Back in Flagstaff, I headed to the grocery store to score a picnic dinner. I remember when it used to be called New Frontiers. Now it’s part of the Whole Foods corporation. That didn’t bother me so much as the entire “village” that’s been built up around it. The fancy new apartments built above high-end retail chains are still looking for tenants. But what kind of people would want to live there? I know people who’ve lived in Flagstaff for most (if not all) their lives and they’d probably find this sort of thing appalling. Even the “village” street names attempt to give the new place a kind of “Old World” feel like “Piccadilly,” “Regent,” or “Cambridge.” It’s like they’re trying to make a miniature Europe except European villages derive their charm from their distinct personalities built over time. The people who own and work in the shops are the ones living above them. McDonald’s may be in cities the world over, but the village should not be defined by multi-national corporations.

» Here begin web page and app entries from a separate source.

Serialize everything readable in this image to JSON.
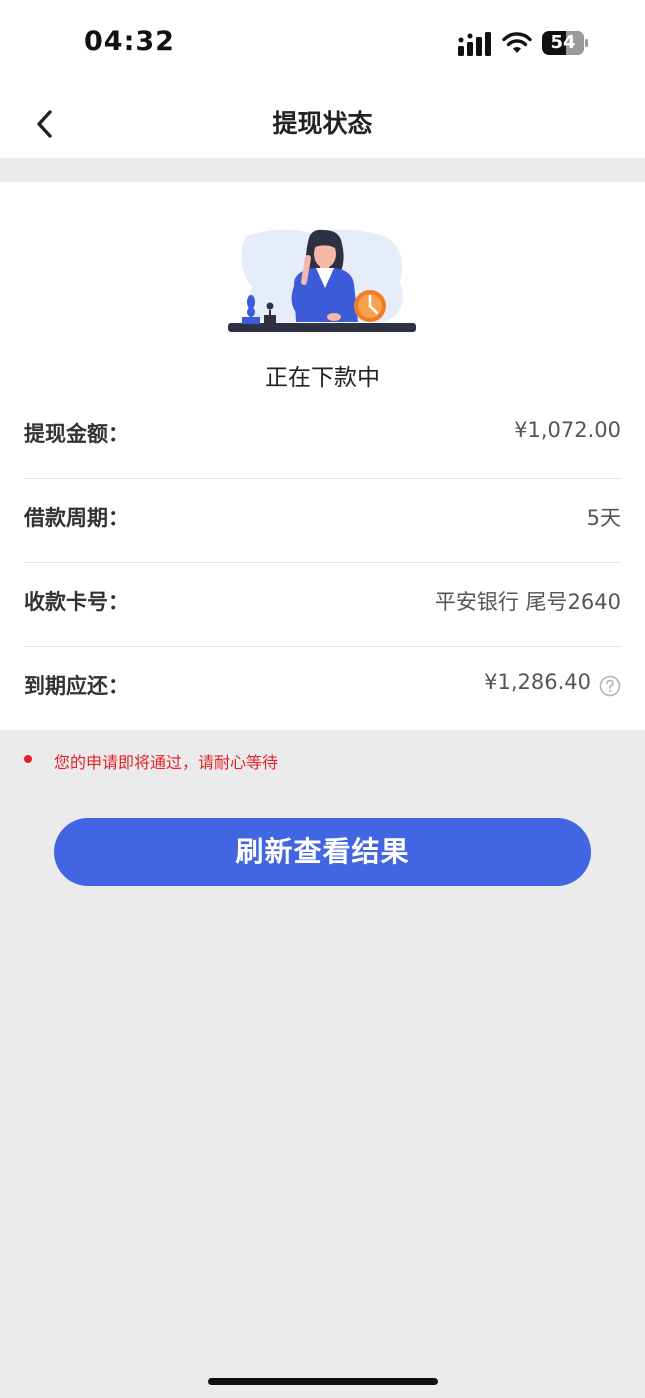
{
  "status_bar": {
    "time": "04:32",
    "battery": "54"
  },
  "nav": {
    "title": "提现状态"
  },
  "status": {
    "text": "正在下款中"
  },
  "details": [
    {
      "label": "提现金额：",
      "value": "¥1,072.00"
    },
    {
      "label": "借款周期：",
      "value": "5天"
    },
    {
      "label": "收款卡号：",
      "value": "平安银行 尾号2640"
    },
    {
      "label": "到期应还：",
      "value": "¥1,286.40"
    }
  ],
  "notice": {
    "text": "您的申请即将通过，请耐心等待"
  },
  "refresh_button": {
    "label": "刷新查看结果"
  },
  "colors": {
    "accent": "#4266e3",
    "notice": "#e8202a",
    "clock": "#f47c20"
  },
  "icons": {
    "back": "back-arrow-icon",
    "help": "question-circle-icon",
    "illustration": "woman-waiting-clock-illustration"
  }
}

Tuesday I drove to Lake Mary hoping to snap some photos but it turned out I needed a permit to park my car there. So I turned around and headed to Sedona by way of Oak Creek Canyon where I also hoped to find photo ops, but I couldn’t seem to find a place to park my car for free there either. It was all national forest land and almost everything the government didn’t owned was privately owned.
I wondered what happened to the commons. Is there anything that isn’t “owned” by anyone anymore? Then again, maybe it’s better this way. Nature’s worst enemy is man.
Finally I found free parking near the most popular, touristy street in Sedona. I switched to a longer lens for this one. By the way, you wouldn’t believe how many people I saw with SLR cameras while I was away! There may be a camera on every smart phone but the more sophisticated amateur photography is far from dead.
From Sedona I went to Jerome where there were more tourists, only in this case they were mostly Americans. Storm clouds followed me there, but I didn’t mind. Give me a cloudy day over a sunny day any day. Besides, in a place like Jerome, clouds only enhance beauty and mystery.
The clouds followed me all the way home. There was a little rain as drove through Prescott Valley but mostly the sky was amazing. I had to pull over to the side of the road a couple of times just to capture the clouds. I wish I’d have caught some lightening as well, but lightening never seems to cooperate with me. I’ve seen some brilliant photographs of lightening by professionals, but I have yet to figure out how they do it. It can’t be sheer luck each time.
Then I came home.